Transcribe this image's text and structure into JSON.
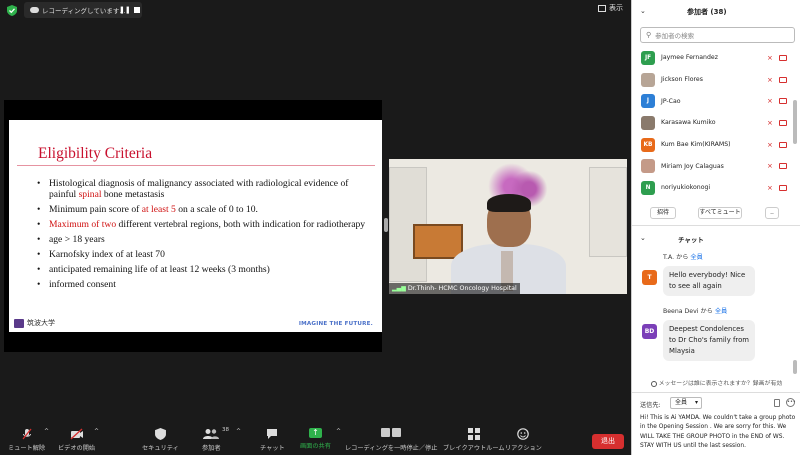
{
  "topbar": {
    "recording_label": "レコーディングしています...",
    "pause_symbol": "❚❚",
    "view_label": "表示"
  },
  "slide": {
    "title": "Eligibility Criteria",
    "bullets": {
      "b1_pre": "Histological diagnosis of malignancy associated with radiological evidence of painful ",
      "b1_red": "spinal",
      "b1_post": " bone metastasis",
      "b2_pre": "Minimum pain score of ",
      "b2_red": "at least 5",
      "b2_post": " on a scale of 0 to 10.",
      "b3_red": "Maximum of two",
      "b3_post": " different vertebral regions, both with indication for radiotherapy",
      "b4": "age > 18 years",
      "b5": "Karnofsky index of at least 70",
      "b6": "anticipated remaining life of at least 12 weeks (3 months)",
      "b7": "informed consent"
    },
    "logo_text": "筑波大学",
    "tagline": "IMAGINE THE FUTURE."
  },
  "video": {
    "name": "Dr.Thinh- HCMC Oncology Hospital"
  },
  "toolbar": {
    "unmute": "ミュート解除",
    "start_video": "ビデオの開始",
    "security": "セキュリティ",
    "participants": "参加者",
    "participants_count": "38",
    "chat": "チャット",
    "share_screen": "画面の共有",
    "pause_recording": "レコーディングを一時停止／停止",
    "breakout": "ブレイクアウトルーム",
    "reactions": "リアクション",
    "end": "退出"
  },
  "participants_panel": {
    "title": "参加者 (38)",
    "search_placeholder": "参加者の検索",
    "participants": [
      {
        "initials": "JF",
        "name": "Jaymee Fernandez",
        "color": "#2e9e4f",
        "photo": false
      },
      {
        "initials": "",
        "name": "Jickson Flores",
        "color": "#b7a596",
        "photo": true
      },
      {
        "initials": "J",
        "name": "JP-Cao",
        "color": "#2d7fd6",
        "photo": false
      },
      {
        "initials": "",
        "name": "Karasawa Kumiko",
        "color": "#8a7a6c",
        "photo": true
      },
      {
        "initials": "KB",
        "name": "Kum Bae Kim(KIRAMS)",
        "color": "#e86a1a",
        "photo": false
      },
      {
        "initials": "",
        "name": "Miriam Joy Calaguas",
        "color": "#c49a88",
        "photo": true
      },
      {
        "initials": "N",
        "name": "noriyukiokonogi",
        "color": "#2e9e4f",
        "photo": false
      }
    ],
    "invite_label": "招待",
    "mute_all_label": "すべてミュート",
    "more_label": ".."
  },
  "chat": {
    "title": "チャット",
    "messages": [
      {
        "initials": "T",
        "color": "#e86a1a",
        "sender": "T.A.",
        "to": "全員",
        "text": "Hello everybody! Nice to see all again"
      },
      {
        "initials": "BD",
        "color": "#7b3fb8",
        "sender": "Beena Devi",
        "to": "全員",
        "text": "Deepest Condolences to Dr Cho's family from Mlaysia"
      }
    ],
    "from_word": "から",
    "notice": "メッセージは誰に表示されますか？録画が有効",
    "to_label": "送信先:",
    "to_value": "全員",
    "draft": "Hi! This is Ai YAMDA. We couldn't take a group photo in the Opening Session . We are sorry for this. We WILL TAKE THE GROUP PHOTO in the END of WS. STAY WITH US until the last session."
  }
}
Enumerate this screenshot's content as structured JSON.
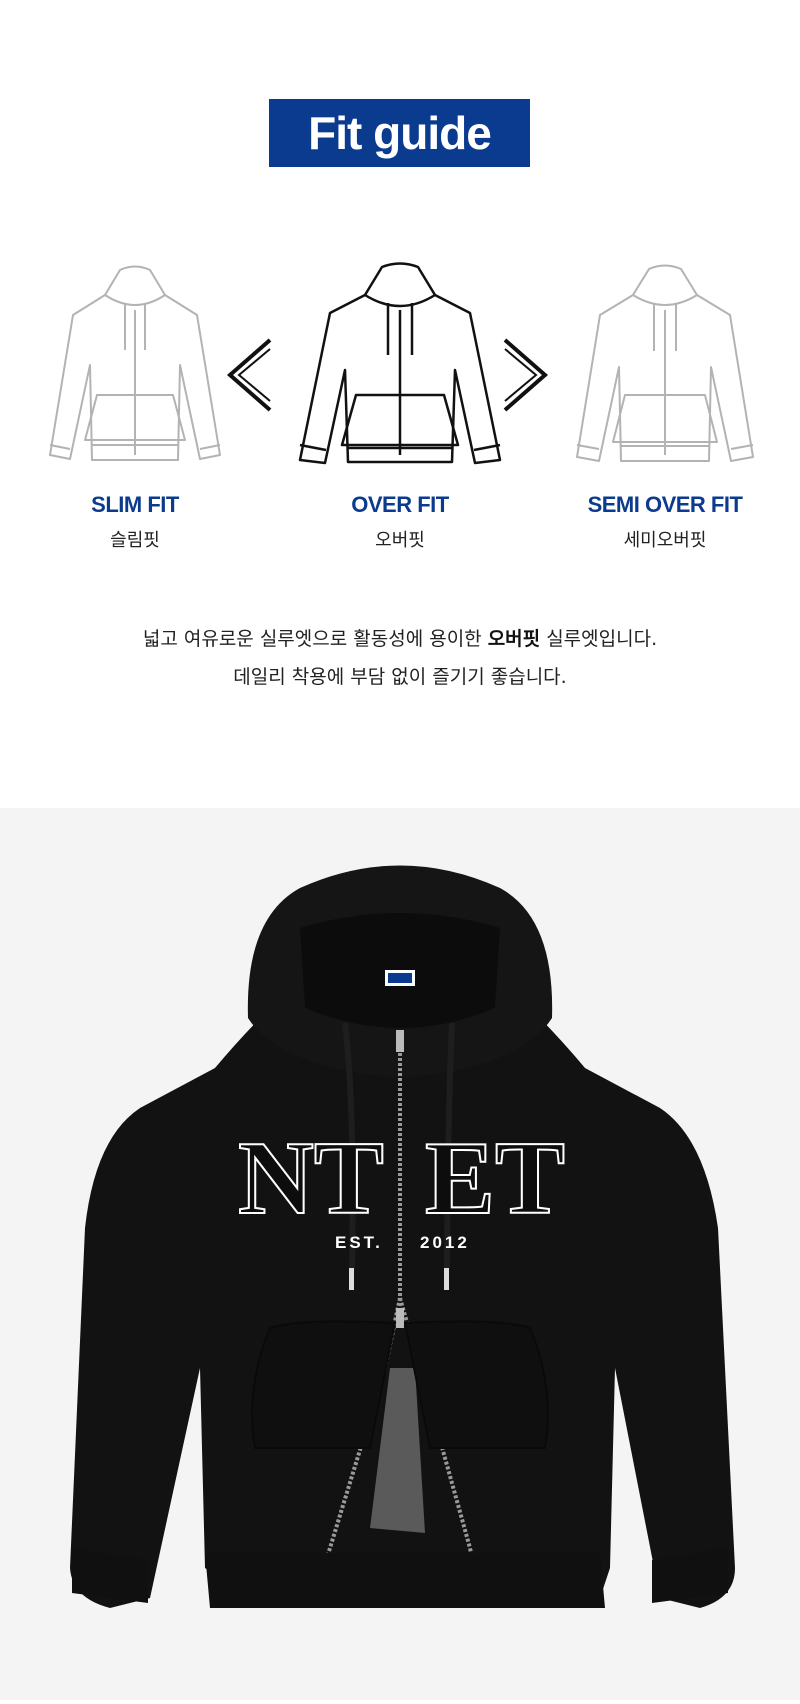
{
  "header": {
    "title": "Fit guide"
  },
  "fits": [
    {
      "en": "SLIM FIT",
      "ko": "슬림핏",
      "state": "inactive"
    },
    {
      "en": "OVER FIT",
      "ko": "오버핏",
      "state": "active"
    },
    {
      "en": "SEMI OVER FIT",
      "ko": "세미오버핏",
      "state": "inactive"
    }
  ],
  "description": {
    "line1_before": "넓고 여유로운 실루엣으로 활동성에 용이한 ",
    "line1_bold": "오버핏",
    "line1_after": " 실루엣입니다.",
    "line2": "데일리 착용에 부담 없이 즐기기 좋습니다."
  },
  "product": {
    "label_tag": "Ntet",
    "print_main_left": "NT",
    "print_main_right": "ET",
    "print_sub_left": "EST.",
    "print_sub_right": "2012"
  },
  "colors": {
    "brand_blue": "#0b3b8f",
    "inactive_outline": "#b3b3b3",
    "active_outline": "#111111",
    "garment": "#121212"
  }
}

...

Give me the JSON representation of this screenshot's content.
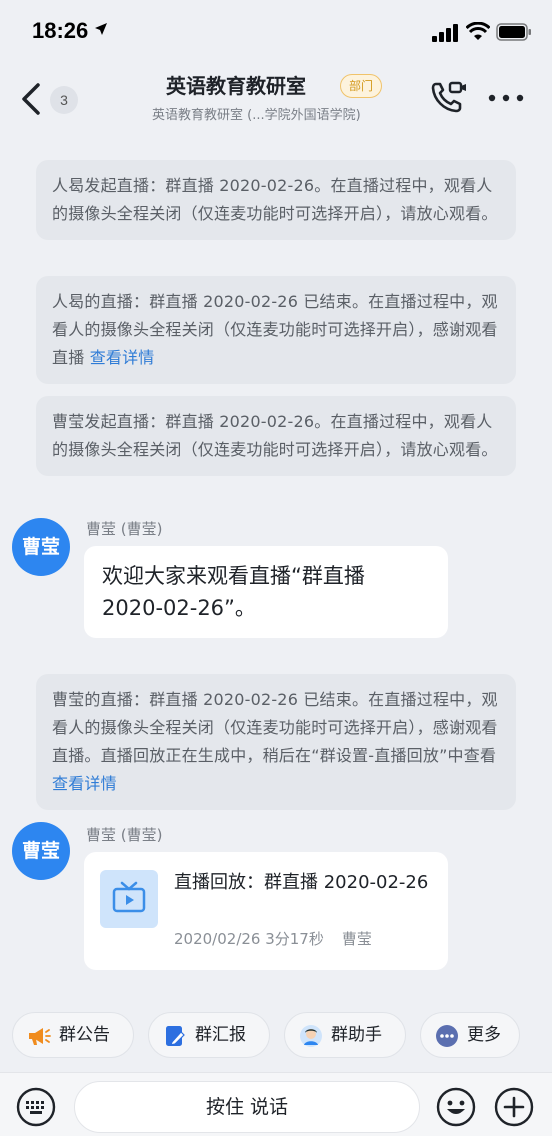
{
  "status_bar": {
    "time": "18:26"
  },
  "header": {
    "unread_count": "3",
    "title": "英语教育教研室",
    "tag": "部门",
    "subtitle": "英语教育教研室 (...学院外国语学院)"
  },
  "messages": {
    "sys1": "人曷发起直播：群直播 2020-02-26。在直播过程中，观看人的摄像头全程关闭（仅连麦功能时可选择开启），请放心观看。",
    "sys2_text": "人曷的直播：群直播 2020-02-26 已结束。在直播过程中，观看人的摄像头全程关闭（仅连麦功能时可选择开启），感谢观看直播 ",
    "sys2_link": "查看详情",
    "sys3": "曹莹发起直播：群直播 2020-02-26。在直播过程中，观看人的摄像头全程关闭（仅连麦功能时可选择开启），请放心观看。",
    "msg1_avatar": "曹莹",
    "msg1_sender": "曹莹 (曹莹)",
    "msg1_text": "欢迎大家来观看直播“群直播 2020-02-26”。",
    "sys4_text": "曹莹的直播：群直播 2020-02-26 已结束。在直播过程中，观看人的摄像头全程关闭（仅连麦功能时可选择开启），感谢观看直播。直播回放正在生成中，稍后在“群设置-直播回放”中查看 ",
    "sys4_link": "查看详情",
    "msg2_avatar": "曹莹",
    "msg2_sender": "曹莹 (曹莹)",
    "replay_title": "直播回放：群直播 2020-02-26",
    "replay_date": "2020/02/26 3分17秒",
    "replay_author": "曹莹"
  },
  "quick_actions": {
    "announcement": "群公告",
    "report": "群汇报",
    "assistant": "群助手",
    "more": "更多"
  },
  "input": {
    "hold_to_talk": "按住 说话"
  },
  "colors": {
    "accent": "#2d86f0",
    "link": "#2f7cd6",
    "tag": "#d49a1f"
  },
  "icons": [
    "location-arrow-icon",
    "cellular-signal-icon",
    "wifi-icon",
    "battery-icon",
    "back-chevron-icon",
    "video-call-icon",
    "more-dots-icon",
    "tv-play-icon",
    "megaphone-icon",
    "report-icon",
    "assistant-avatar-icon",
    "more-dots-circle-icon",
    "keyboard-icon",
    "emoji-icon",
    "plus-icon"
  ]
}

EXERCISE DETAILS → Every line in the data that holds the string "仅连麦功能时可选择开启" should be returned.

THE COMPLETED TASK →
    "sys1": "人曷发起直播：群直播 2020-02-26。在直播过程中，观看人的摄像头全程关闭（仅连麦功能时可选择开启），请放心观看。",
    "sys2_text": "人曷的直播：群直播 2020-02-26 已结束。在直播过程中，观看人的摄像头全程关闭（仅连麦功能时可选择开启），感谢观看直播 ",
    "sys3": "曹莹发起直播：群直播 2020-02-26。在直播过程中，观看人的摄像头全程关闭（仅连麦功能时可选择开启），请放心观看。",
    "sys4_text": "曹莹的直播：群直播 2020-02-26 已结束。在直播过程中，观看人的摄像头全程关闭（仅连麦功能时可选择开启），感谢观看直播。直播回放正在生成中，稍后在“群设置-直播回放”中查看 ",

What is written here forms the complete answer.